━━━ LISTED RECORDS

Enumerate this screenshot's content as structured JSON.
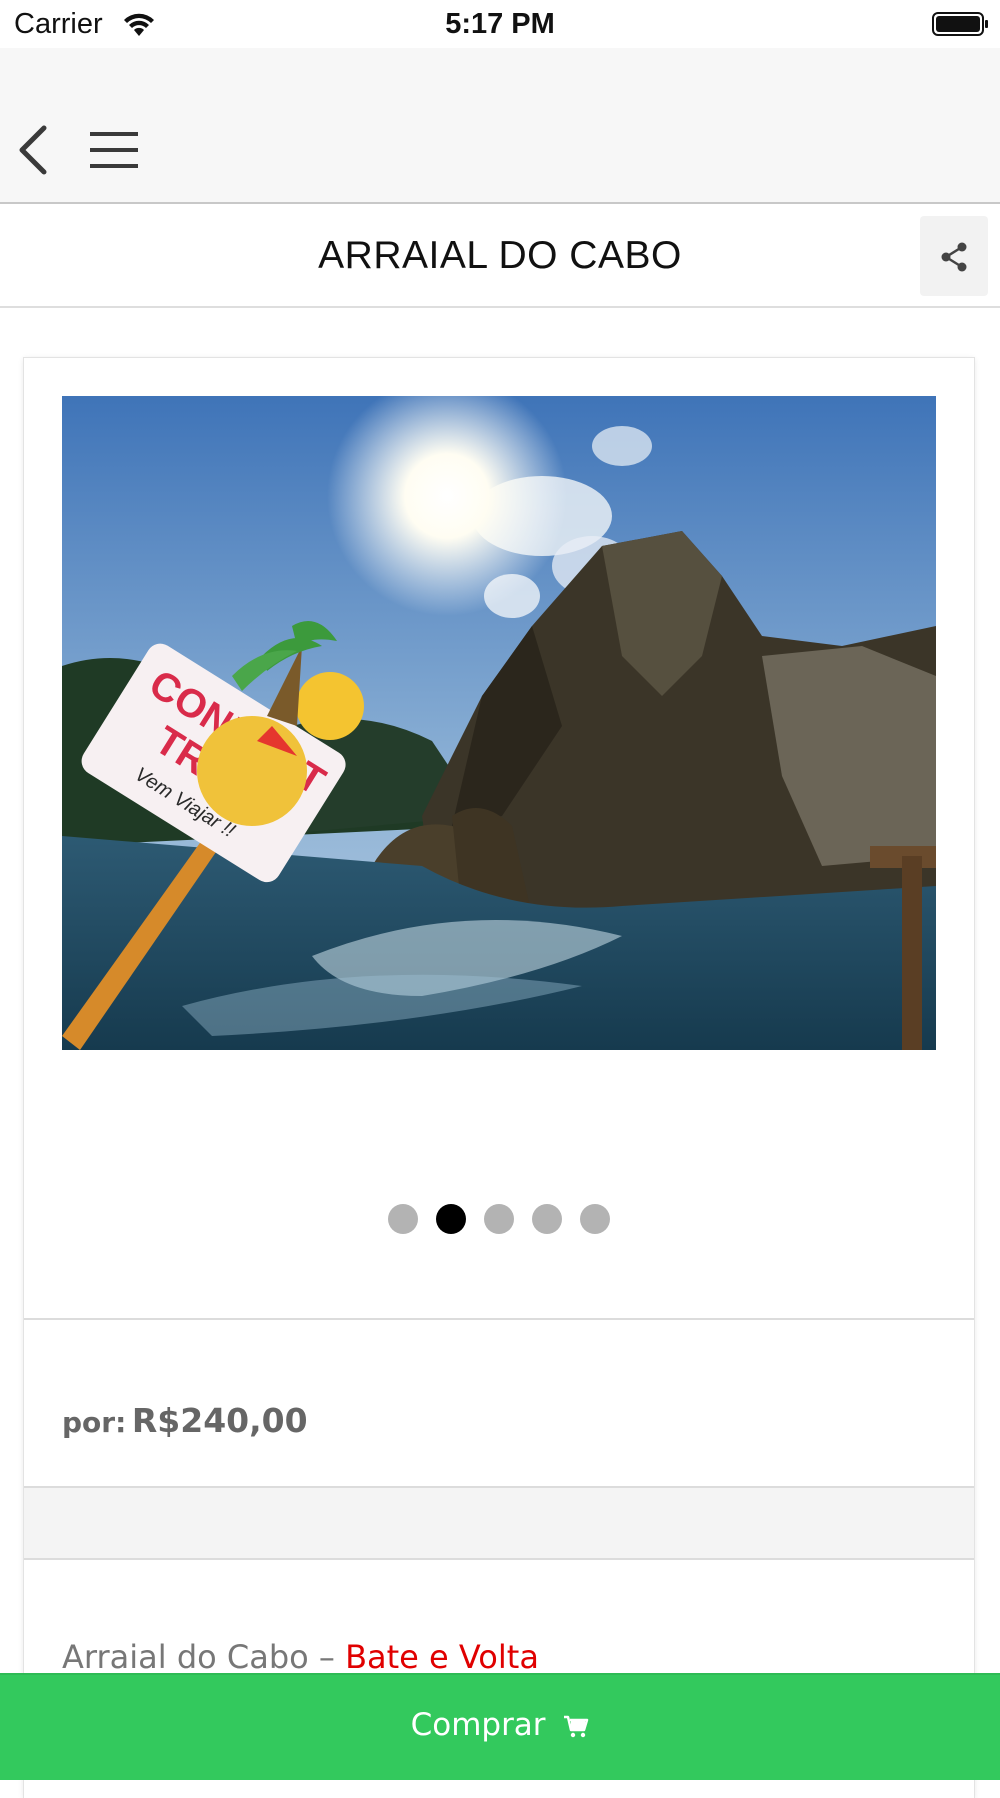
{
  "status_bar": {
    "carrier": "Carrier",
    "time": "5:17 PM"
  },
  "nav": {
    "back_icon": "chevron-left",
    "menu_icon": "hamburger"
  },
  "title_bar": {
    "title": "ARRAIAL DO CABO",
    "share_icon": "share"
  },
  "gallery": {
    "image_description": "coastal cliff with Connect Trips sign",
    "logo_text": [
      "CONNECT",
      "TRIPS",
      "Vem Viajar !!"
    ],
    "dot_count": 5,
    "active_index": 1
  },
  "price": {
    "label": "por:",
    "value": "R$240,00"
  },
  "description": {
    "prefix": "Arraial do Cabo – ",
    "highlight": "Bate e Volta"
  },
  "buy_button": {
    "label": "Comprar",
    "icon": "cart"
  },
  "colors": {
    "buy_green": "#33c95d",
    "highlight_red": "#e00000",
    "nav_bg": "#f7f7f7"
  }
}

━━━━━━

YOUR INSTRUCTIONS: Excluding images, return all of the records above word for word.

YOUR RESPONSE:
Enumerate this screenshot's content as structured JSON.
{
  "status_bar": {
    "carrier": "Carrier",
    "time": "5:17 PM"
  },
  "nav": {
    "back_icon": "chevron-left",
    "menu_icon": "hamburger"
  },
  "title_bar": {
    "title": "ARRAIAL DO CABO",
    "share_icon": "share"
  },
  "gallery": {
    "image_description": "coastal cliff with Connect Trips sign",
    "logo_text": [
      "CONNECT",
      "TRIPS",
      "Vem Viajar !!"
    ],
    "dot_count": 5,
    "active_index": 1
  },
  "price": {
    "label": "por:",
    "value": "R$240,00"
  },
  "description": {
    "prefix": "Arraial do Cabo – ",
    "highlight": "Bate e Volta"
  },
  "buy_button": {
    "label": "Comprar",
    "icon": "cart"
  },
  "colors": {
    "buy_green": "#33c95d",
    "highlight_red": "#e00000",
    "nav_bg": "#f7f7f7"
  }
}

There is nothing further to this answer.